*** Block opens ***
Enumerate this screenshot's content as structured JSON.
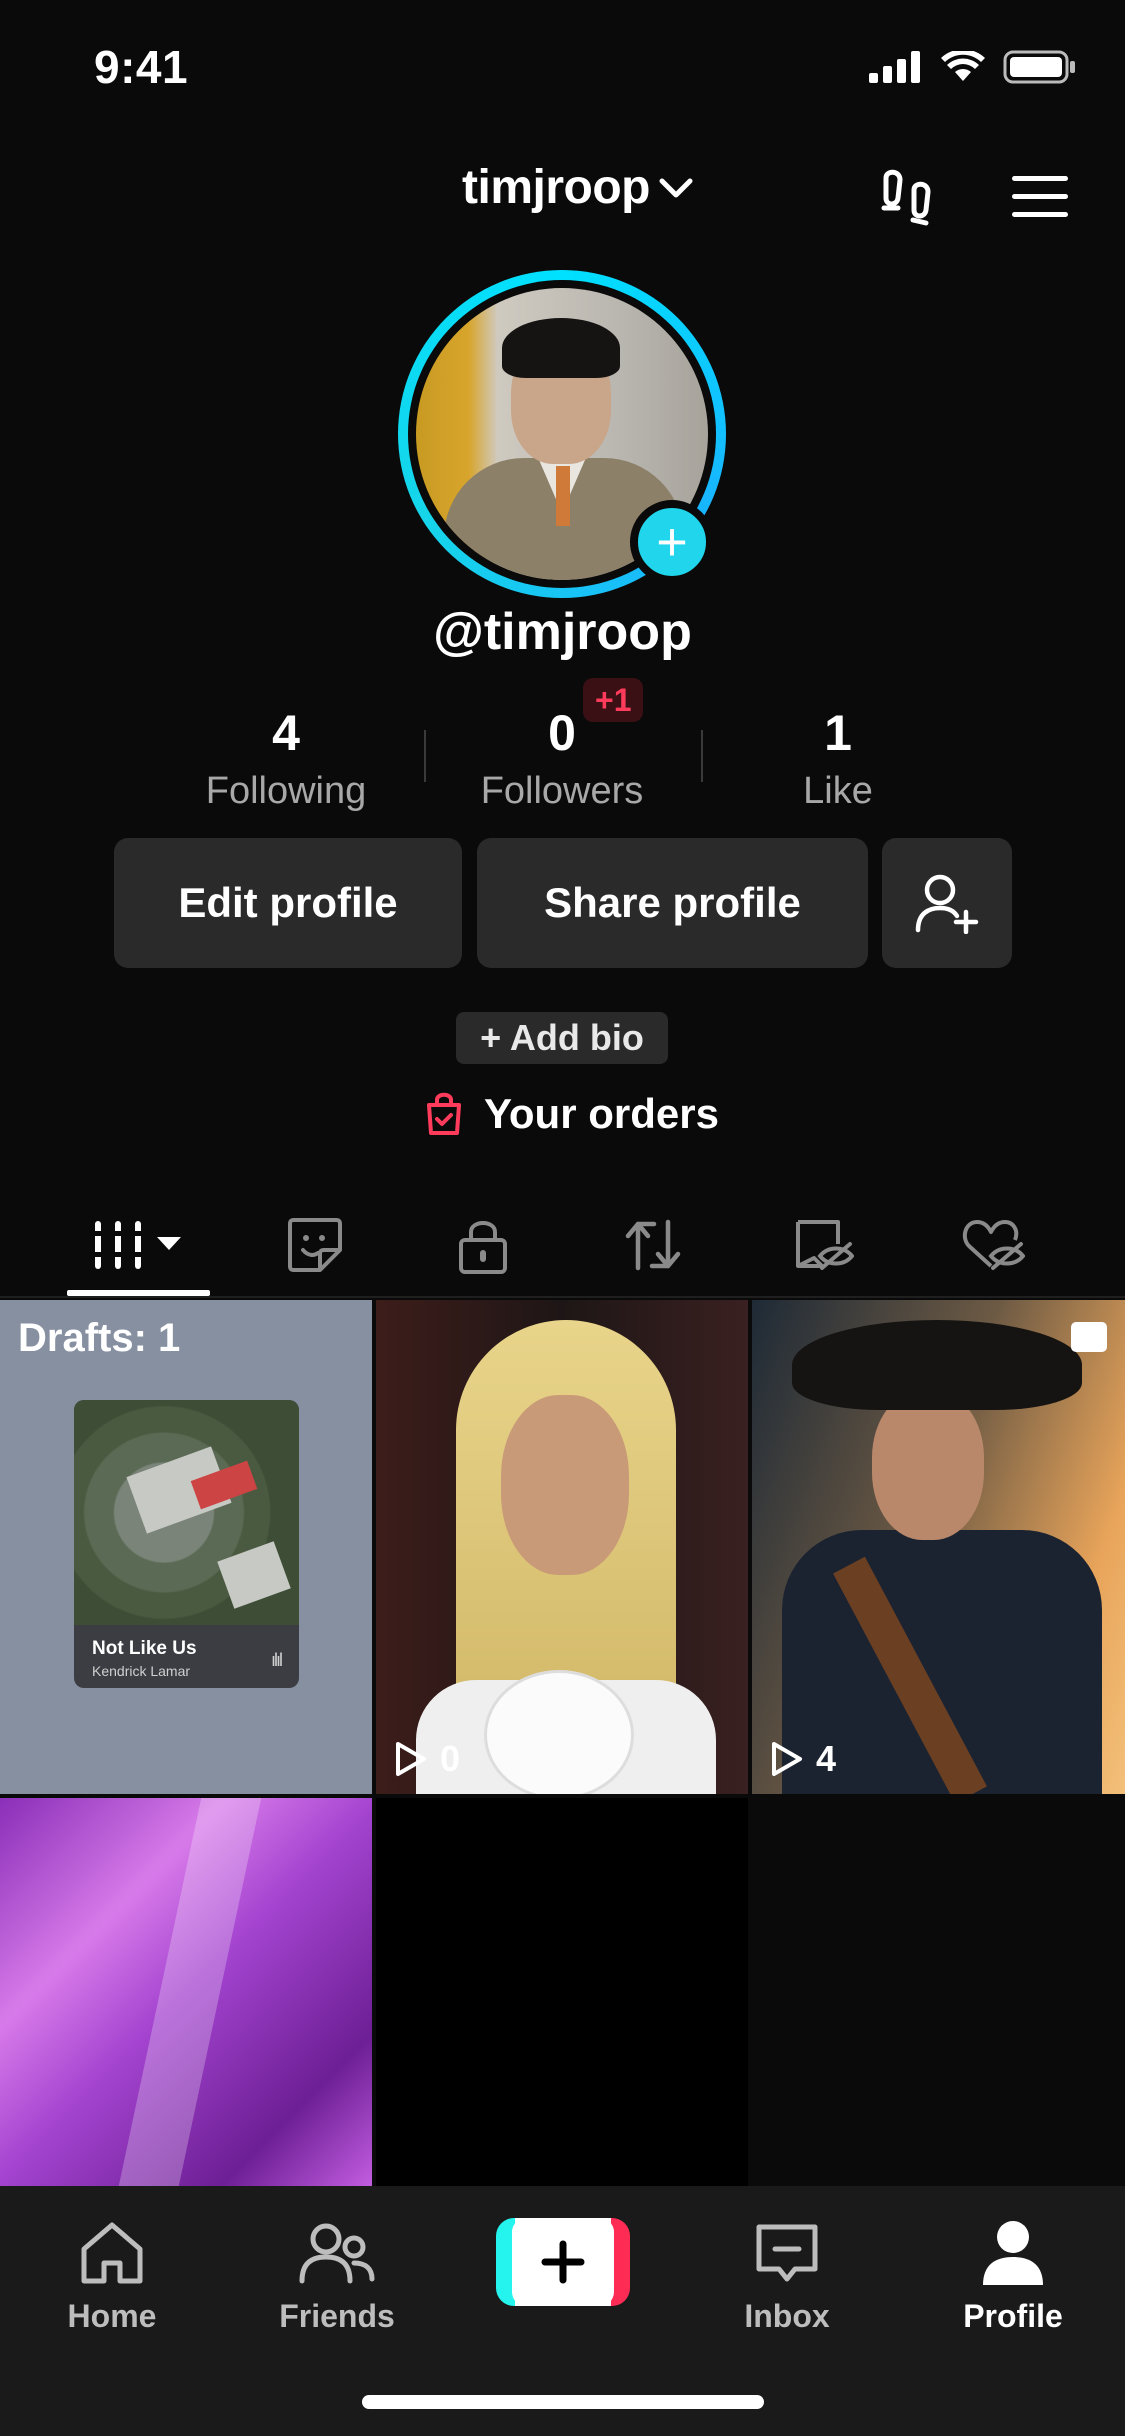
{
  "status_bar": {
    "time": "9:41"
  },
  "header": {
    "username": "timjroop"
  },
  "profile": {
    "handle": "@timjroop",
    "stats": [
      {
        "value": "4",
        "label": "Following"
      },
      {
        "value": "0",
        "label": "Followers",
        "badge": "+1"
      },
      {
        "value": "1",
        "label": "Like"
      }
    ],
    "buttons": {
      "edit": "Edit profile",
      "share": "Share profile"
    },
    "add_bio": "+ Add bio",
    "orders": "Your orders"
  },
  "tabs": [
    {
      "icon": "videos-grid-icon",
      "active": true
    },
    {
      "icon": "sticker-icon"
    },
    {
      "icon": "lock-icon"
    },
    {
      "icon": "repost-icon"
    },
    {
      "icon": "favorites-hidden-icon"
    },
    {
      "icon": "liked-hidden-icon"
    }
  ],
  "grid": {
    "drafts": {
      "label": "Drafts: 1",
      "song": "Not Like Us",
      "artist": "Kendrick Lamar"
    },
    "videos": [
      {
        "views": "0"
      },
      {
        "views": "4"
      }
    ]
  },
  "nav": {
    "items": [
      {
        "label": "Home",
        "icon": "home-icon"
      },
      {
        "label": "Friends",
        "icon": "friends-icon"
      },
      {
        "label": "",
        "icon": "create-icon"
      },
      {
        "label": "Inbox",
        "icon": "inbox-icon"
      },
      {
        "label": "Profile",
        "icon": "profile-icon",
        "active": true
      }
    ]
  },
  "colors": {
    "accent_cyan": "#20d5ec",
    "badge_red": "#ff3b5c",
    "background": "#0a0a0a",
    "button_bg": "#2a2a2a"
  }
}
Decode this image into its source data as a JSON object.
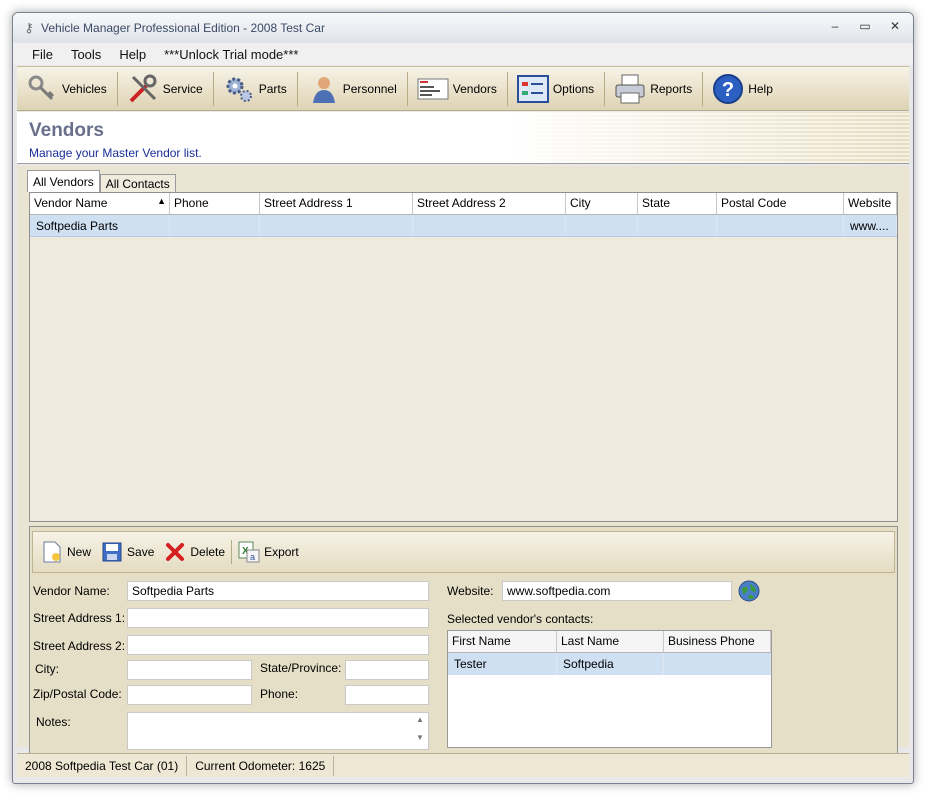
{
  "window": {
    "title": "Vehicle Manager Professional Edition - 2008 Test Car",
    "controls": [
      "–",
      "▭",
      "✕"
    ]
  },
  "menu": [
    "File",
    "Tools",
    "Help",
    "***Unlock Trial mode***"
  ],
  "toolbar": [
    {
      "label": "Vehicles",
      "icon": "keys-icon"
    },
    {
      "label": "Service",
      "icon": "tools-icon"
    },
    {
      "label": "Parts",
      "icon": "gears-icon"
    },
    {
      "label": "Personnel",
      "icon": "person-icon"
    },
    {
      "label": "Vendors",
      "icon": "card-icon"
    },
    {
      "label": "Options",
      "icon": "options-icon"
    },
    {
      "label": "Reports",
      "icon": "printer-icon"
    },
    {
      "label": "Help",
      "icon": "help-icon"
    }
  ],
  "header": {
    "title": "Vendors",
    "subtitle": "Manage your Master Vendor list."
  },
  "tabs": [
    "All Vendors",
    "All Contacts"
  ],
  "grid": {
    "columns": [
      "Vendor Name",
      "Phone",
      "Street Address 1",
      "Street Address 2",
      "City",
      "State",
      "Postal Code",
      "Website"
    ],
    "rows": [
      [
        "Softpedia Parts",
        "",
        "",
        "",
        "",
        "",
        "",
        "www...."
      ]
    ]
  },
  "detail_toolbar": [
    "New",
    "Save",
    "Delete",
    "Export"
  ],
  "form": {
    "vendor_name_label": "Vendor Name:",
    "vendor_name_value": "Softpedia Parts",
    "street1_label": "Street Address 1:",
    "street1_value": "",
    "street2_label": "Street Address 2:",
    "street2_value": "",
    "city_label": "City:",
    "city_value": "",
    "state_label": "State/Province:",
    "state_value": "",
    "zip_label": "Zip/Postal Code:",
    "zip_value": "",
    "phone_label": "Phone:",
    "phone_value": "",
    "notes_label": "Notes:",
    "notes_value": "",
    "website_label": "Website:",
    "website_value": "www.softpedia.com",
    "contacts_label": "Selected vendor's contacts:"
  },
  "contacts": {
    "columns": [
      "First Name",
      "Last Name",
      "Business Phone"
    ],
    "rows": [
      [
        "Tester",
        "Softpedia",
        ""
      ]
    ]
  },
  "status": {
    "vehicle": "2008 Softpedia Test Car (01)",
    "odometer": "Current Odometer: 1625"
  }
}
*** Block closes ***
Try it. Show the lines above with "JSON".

Solution below.
Enumerate this screenshot's content as structured JSON.
Decode this image into its source data as a JSON object.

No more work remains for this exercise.